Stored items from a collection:
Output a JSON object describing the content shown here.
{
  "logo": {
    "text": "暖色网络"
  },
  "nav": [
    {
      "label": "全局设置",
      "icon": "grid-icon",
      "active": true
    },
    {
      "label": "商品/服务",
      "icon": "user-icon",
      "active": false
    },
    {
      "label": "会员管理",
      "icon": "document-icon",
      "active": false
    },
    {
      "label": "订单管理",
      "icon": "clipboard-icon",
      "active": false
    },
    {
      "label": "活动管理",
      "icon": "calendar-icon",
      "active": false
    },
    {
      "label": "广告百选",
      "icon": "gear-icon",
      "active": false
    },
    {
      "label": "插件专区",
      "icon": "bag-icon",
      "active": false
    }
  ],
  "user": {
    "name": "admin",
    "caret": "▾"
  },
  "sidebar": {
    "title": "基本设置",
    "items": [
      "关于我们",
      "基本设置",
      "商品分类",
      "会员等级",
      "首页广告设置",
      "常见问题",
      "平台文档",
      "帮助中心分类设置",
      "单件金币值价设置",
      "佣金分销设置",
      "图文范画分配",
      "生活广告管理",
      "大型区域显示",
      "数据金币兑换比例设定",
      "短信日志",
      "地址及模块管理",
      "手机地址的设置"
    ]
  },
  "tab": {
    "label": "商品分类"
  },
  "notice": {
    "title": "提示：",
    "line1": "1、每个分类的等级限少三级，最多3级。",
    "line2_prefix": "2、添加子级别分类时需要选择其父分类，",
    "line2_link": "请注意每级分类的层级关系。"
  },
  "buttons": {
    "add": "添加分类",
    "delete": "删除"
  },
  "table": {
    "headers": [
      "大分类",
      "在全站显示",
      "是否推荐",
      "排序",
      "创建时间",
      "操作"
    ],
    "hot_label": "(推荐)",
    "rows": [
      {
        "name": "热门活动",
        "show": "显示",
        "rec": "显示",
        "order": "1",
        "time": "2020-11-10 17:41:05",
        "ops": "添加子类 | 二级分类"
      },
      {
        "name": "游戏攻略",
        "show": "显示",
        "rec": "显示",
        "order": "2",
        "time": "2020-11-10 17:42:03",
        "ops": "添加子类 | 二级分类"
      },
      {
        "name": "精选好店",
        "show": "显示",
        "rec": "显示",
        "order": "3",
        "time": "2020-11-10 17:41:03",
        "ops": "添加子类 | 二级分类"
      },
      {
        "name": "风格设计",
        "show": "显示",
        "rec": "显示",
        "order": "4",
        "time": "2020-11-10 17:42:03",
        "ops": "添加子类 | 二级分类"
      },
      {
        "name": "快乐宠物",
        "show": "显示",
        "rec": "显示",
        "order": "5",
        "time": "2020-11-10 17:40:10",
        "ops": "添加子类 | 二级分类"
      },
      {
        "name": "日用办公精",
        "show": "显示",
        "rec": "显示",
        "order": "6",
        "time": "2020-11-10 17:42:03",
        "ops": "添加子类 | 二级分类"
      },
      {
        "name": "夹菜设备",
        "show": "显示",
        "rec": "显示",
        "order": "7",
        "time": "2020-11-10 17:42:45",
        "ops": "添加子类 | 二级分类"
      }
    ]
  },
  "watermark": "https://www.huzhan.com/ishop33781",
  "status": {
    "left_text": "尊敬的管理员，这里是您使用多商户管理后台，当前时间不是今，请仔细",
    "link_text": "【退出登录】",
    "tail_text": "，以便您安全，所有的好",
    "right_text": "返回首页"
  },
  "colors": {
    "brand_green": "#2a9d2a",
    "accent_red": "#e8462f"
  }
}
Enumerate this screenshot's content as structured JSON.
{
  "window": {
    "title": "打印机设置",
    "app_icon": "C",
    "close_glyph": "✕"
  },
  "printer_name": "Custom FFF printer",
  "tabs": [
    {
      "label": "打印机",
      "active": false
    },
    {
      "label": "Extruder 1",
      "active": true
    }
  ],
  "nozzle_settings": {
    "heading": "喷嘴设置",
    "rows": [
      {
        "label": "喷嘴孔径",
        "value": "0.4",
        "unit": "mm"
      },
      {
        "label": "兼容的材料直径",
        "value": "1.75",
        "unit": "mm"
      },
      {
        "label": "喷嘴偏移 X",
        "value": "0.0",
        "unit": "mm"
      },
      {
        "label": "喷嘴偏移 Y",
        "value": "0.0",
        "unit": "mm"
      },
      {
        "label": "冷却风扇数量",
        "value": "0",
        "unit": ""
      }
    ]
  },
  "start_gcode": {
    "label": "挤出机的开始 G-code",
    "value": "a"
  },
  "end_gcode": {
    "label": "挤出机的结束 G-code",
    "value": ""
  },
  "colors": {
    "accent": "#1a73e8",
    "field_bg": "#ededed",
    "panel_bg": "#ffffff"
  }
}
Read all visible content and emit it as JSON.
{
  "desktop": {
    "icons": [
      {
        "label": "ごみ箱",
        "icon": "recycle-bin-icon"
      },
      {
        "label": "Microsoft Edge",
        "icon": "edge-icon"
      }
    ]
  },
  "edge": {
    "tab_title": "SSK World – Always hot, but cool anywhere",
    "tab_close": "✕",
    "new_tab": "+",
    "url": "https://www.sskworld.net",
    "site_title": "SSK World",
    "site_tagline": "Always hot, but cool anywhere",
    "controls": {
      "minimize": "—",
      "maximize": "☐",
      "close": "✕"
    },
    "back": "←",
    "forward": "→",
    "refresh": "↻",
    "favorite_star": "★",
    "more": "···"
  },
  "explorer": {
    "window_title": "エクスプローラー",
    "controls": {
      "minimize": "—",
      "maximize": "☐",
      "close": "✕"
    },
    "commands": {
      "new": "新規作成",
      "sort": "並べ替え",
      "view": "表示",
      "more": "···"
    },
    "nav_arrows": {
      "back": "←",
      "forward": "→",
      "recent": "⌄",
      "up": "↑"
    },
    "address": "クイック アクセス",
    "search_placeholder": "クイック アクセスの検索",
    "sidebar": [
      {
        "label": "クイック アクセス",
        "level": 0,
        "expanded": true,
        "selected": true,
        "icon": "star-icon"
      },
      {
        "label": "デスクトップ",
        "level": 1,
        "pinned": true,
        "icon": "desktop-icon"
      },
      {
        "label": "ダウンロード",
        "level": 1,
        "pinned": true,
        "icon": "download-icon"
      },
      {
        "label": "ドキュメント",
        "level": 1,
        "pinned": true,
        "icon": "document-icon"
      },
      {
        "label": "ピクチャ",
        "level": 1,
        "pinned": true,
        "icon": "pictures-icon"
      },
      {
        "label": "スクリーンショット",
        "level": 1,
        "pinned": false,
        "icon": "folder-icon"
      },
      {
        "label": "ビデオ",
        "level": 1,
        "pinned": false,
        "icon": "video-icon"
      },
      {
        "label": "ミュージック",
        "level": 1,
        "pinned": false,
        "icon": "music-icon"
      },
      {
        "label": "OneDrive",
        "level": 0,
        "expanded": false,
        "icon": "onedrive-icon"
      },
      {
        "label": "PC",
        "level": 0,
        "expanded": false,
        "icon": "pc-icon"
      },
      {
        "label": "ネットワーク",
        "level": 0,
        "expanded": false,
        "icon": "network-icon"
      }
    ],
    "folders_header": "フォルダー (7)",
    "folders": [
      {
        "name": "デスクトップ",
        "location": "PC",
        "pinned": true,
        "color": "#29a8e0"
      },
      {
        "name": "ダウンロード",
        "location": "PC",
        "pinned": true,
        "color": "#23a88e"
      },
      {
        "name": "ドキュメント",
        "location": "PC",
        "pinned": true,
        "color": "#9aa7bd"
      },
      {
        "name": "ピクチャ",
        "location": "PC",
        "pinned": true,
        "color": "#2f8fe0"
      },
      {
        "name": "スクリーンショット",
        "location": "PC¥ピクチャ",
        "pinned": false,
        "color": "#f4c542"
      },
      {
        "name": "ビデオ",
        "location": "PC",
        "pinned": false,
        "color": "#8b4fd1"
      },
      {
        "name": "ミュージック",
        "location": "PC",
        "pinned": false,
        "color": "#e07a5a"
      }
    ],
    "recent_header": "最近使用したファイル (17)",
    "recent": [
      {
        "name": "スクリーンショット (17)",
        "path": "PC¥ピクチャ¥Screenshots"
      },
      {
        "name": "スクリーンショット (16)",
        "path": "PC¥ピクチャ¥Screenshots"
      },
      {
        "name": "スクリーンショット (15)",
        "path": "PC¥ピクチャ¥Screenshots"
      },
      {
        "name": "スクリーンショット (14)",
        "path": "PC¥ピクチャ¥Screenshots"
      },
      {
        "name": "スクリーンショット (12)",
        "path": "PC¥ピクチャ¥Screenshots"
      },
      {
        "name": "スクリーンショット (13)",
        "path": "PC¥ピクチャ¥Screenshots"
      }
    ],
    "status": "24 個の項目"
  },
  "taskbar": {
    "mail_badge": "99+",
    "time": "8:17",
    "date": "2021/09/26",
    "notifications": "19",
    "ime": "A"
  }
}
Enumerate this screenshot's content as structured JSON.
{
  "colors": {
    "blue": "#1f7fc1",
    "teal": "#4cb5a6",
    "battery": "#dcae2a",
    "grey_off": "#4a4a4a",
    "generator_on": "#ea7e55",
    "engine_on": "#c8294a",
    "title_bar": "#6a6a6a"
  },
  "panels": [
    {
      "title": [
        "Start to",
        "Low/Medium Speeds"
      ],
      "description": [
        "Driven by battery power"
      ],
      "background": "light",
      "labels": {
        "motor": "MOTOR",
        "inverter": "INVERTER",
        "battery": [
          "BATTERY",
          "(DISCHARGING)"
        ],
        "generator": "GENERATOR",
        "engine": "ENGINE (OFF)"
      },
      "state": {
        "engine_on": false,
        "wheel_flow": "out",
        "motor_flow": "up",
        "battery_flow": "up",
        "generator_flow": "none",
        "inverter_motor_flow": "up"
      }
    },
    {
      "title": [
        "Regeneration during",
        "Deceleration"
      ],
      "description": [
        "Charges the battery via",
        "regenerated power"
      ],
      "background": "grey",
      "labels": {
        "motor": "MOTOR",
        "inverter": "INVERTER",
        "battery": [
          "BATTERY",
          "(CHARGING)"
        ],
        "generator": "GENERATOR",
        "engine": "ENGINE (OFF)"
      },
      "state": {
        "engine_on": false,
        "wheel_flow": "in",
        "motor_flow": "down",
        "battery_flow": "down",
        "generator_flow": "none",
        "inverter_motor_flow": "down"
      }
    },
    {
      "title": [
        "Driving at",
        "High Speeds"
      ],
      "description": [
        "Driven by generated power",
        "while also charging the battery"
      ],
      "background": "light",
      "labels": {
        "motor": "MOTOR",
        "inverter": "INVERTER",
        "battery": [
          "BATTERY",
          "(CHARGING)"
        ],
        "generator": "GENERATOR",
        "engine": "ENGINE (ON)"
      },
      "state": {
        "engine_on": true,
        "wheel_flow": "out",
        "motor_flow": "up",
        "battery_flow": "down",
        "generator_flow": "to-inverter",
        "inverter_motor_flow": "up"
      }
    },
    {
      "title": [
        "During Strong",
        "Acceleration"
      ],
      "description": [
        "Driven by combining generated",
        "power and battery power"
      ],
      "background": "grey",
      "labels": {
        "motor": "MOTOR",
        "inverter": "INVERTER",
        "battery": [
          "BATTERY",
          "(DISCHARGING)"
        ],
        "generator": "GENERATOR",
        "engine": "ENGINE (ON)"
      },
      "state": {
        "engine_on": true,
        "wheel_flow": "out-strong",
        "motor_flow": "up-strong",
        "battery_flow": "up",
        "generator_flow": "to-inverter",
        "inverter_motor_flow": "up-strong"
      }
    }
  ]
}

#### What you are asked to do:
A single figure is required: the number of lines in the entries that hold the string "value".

#### Exercise solution:
7